Another part of the installation features a looping video of the "suit elevator" that transports clothing pieces in various stages of assembly up and down the Coppley building's four stories.
While transfixed watching that, a viewer can sit or stand in the middle of eight speakers that play an audio work called "The Sewer's Chorus."
Angelucci weaves the voices of 17 sewers in the factory together, with a common refrain – "A thread connects us; we are connected by a thread, and we sew and we sew and we sew and we sew" – as a seam between the disparate but connected stories of the workers.
These voices give a hint about the backgrounds of just a handful of the thousands of people who've worked at the company over the years. Some have worked there for more than 30 years. Some are from the Middle East; others hail from Asia, South America and Africa.
"There's no way to quantify all of their lives," Traficante said. But the audio piece brings some specifics to what can often feel like a global, anonymous wave of immigrants and refugees.
"This is a living history," Traficante said. It's a chance to tell "untold stories of the immigrant experience in Hamilton."
Angelucci said she wanted to create work that didn't paint immigrants with a "big, wide brush."

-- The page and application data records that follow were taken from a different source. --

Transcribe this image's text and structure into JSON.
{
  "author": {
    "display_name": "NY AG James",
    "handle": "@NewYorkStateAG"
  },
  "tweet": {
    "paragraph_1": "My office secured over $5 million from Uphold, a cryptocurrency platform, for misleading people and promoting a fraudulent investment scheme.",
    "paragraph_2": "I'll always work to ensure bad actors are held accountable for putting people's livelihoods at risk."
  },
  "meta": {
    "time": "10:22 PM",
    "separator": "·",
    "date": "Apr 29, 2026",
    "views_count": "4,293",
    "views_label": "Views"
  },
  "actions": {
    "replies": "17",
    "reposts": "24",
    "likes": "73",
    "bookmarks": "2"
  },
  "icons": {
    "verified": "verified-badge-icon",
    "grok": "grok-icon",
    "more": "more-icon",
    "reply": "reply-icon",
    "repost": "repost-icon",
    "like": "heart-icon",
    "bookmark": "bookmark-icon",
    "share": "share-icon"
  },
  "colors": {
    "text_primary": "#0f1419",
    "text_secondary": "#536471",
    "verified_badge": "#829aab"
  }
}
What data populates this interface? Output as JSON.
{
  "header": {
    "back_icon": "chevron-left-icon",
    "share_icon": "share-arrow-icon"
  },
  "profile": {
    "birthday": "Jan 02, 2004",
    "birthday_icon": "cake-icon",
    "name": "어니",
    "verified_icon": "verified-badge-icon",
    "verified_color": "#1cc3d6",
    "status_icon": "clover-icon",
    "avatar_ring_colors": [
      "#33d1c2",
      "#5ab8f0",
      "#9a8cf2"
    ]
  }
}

"I wanted people to be able to tell their own stories, because people's histories are complicated. And intimate," she said. "And we make these assumptions about who people are and that's a huge mistake."